"This practice is neither medically or ethically appropriate."
By
Samuel Leighton-Dore

28 May 2018 - 12:37 PM  UPDATED 28 May 2018 - 12:37 PM

Hawaii has become the 12th State in the US to ban so-called 'conversion therapy' for LGBTIQ+ youth, with Governor David Ige signing the protection into law late last week.

“Sexual orientation is not an illness to be cured,” Ige said as he signed the bill.

“We accept you and love you just the way you are.”

"Overwhelming scientific research has shown that 'conversion therapy' is not effective and frequently has lasting, harmful psychological impacts on minors," Gov. David Ige said in a press release.

He continued: "This practice is neither medically or ethically appropriate."

RECOMMENDED
Hawaii one step closer to banning "gay conversion" therapy for minors
The bill will now face a conference committee for final approval.

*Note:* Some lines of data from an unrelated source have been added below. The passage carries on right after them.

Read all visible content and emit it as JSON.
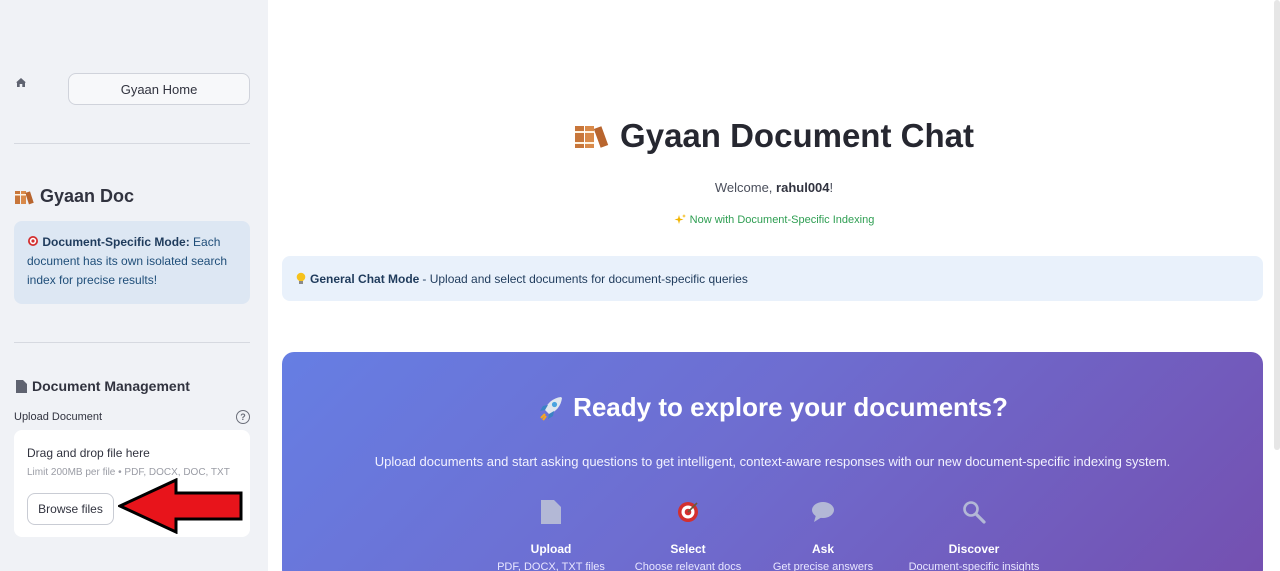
{
  "sidebar": {
    "home_label": "Gyaan Home",
    "brand_title": "Gyaan Doc",
    "info": {
      "bold": "Document-Specific Mode:",
      "text": " Each document has its own isolated search index for precise results!"
    },
    "doc_management_title": "Document Management",
    "upload_label": "Upload Document",
    "dropzone_main": "Drag and drop file here",
    "dropzone_sub": "Limit 200MB per file • PDF, DOCX, DOC, TXT",
    "browse_label": "Browse files"
  },
  "main": {
    "title": "Gyaan Document Chat",
    "welcome_prefix": "Welcome, ",
    "username": "rahul004",
    "welcome_suffix": "!",
    "indexing_note": "Now with Document-Specific Indexing",
    "mode_bold": "General Chat Mode",
    "mode_text": "- Upload and select documents for document-specific queries"
  },
  "hero": {
    "title": "Ready to explore your documents?",
    "description": "Upload documents and start asking questions to get intelligent, context-aware responses with our new document-specific indexing system.",
    "steps": [
      {
        "label": "Upload",
        "sub": "PDF, DOCX, TXT files",
        "icon": "document-icon"
      },
      {
        "label": "Select",
        "sub": "Choose relevant docs",
        "icon": "target-icon"
      },
      {
        "label": "Ask",
        "sub": "Get precise answers",
        "icon": "speech-bubble-icon"
      },
      {
        "label": "Discover",
        "sub": "Document-specific insights",
        "icon": "magnifier-icon"
      }
    ]
  },
  "colors": {
    "sidebar_bg": "#f0f2f6",
    "info_bg": "#dde7f3",
    "mode_bar_bg": "#e9f1fb",
    "hero_gradient_start": "#667ee3",
    "hero_gradient_end": "#7450b0",
    "indexing_green": "#2e9e52",
    "arrow_red": "#e8141b"
  }
}
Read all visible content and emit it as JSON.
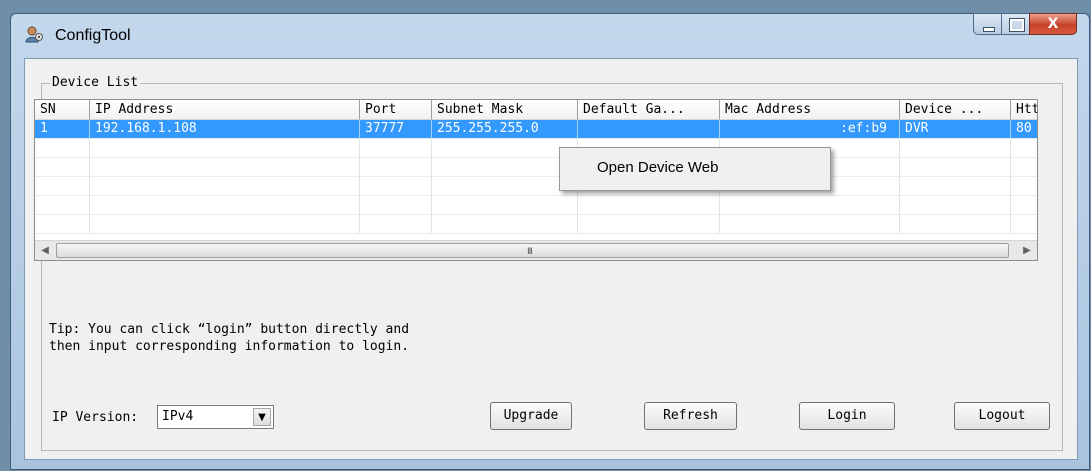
{
  "window": {
    "title": "ConfigTool",
    "close_glyph": "X",
    "icons": [
      "app-icon",
      "minimize-icon",
      "maximize-icon",
      "close-icon"
    ]
  },
  "group": {
    "label": "Device List"
  },
  "table": {
    "columns": [
      "SN",
      "IP Address",
      "Port",
      "Subnet Mask",
      "Default Ga...",
      "Mac Address",
      "Device ...",
      "Http"
    ],
    "rows": [
      [
        "1",
        "192.168.1.108",
        "37777",
        "255.255.255.0",
        "",
        ":ef:b9",
        "DVR",
        "80"
      ]
    ],
    "selected_row": 0,
    "scroll_grip": "III"
  },
  "context_menu": {
    "items": [
      "Open Device Web"
    ]
  },
  "tip": {
    "line1": "Tip: You can click “login” button directly and",
    "line2": "then input corresponding information to login."
  },
  "ip_version": {
    "label": "IP Version:",
    "value": "IPv4"
  },
  "buttons": {
    "upgrade": "Upgrade",
    "refresh": "Refresh",
    "login": "Login",
    "logout": "Logout"
  },
  "colors": {
    "selection": "#3399ff",
    "title_bar": "#b7cfe7",
    "close_button": "#c7432a"
  }
}
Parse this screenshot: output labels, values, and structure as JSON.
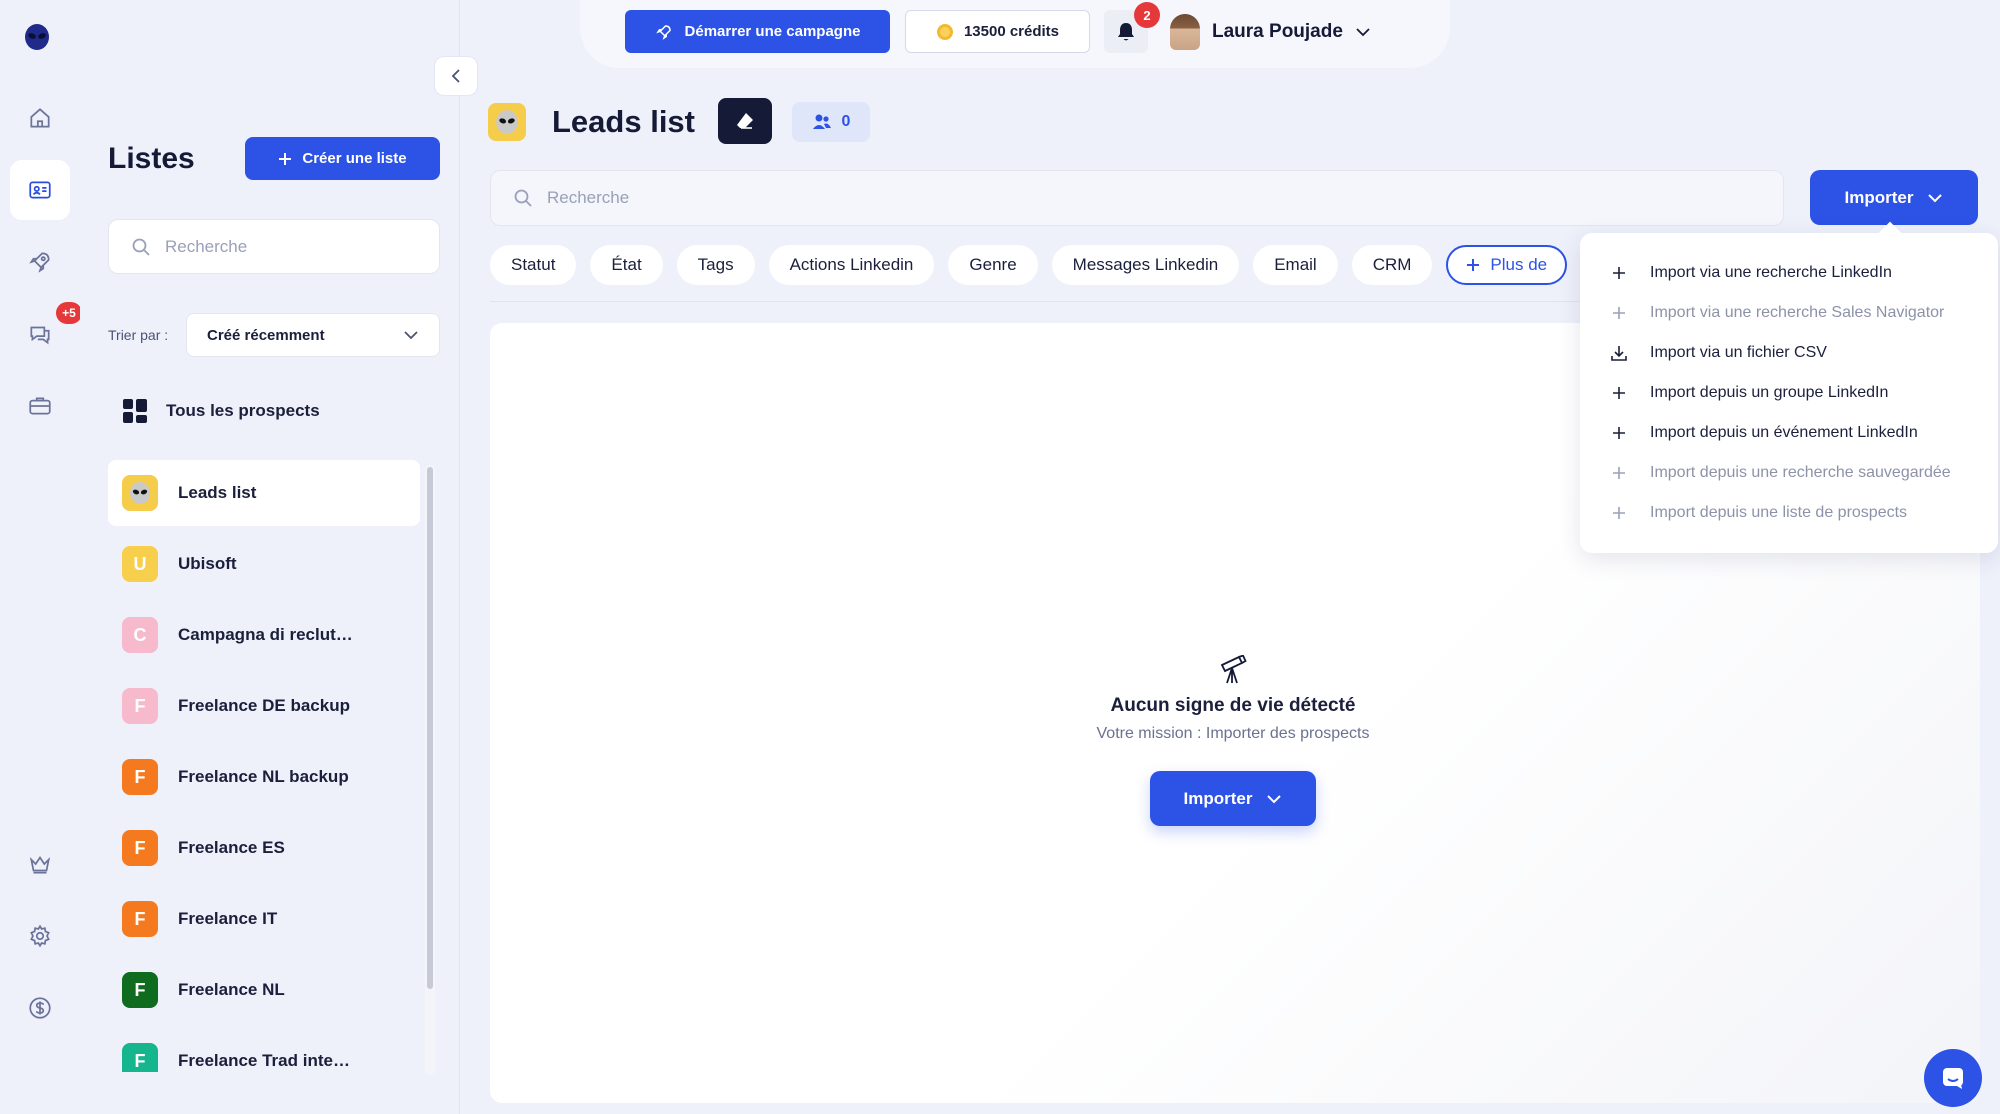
{
  "topbar": {
    "campaign_label": "Démarrer une campagne",
    "credits_label": "13500 crédits",
    "notifications_count": "2",
    "user_name": "Laura Poujade"
  },
  "rail": {
    "items": [
      {
        "icon": "home-icon"
      },
      {
        "icon": "contacts-icon",
        "active": true
      },
      {
        "icon": "rocket-icon"
      },
      {
        "icon": "messages-icon",
        "badge": "+5"
      },
      {
        "icon": "briefcase-icon"
      },
      {
        "icon": "crown-icon"
      },
      {
        "icon": "gear-icon"
      },
      {
        "icon": "dollar-icon"
      }
    ]
  },
  "panel": {
    "title": "Listes",
    "create_label": "Créer une liste",
    "search_placeholder": "Recherche",
    "sort_label": "Trier par :",
    "sort_value": "Créé récemment",
    "all_prospects": "Tous les prospects",
    "lists": [
      {
        "name": "Leads list",
        "letter": "",
        "color": "#f5cd4a",
        "active": true
      },
      {
        "name": "Ubisoft",
        "letter": "U",
        "color": "#f8cf4c"
      },
      {
        "name": "Campagna di reclut…",
        "letter": "C",
        "color": "#f7b9cc"
      },
      {
        "name": "Freelance DE backup",
        "letter": "F",
        "color": "#f7b9cc"
      },
      {
        "name": "Freelance NL backup",
        "letter": "F",
        "color": "#f57a1f"
      },
      {
        "name": "Freelance ES",
        "letter": "F",
        "color": "#f57a1f"
      },
      {
        "name": "Freelance IT",
        "letter": "F",
        "color": "#f57a1f"
      },
      {
        "name": "Freelance NL",
        "letter": "F",
        "color": "#0f6b1d"
      },
      {
        "name": "Freelance Trad inte…",
        "letter": "F",
        "color": "#15b58d"
      }
    ]
  },
  "main": {
    "title": "Leads list",
    "members_count": "0",
    "search_placeholder": "Recherche",
    "import_label": "Importer",
    "filters": [
      "Statut",
      "État",
      "Tags",
      "Actions Linkedin",
      "Genre",
      "Messages Linkedin",
      "Email",
      "CRM"
    ],
    "more_filters_label": "Plus de",
    "empty_title": "Aucun signe de vie détecté",
    "empty_subtitle": "Votre mission : Importer des prospects",
    "empty_import_label": "Importer"
  },
  "import_menu": [
    {
      "label": "Import via une recherche LinkedIn",
      "icon": "plus-icon",
      "enabled": true
    },
    {
      "label": "Import via une recherche Sales Navigator",
      "icon": "plus-icon",
      "enabled": false
    },
    {
      "label": "Import via un fichier CSV",
      "icon": "download-icon",
      "enabled": true
    },
    {
      "label": "Import depuis un groupe LinkedIn",
      "icon": "plus-icon",
      "enabled": true
    },
    {
      "label": "Import depuis un événement LinkedIn",
      "icon": "plus-icon",
      "enabled": true
    },
    {
      "label": "Import depuis une recherche sauvegardée",
      "icon": "plus-icon",
      "enabled": false
    },
    {
      "label": "Import depuis une liste de prospects",
      "icon": "plus-icon",
      "enabled": false
    }
  ],
  "colors": {
    "primary": "#2c52e6",
    "badge": "#e5383b",
    "background": "#eef1fa"
  }
}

“We’re seeing significant momentum to protect LGBTQ youth from the dangerous and discredited practice of conversion therapy, and The Trevor Project calls on even more states to join Hawaii in banning this barbaric practice,” said Amit Paley, CEO and executive director of The Trevor Project - a national group providing crisis intervention and suicide prevention services for queer youth.

LGBTIQ+ organisations and 'conversion therapy' survivors were quick to celebrate the move as a win.

'Conversion therapy' survivor Mathew Shurka recalled his experience with the practice, which has been labelled pseudoscience .

"I was diagnosed with addiction to other males. They categorised it as addiction. And they said I had too many female role models in my life. As part of my treatment, I wasn't able to speak to my mom or two sisters for three years," Shurka said, according to Hawaii News Now.

"I wasn't willing to lose my life over this. I wasn't willing to lose my family over this. This is what conversion therapy is really doing. It's tearing apart families."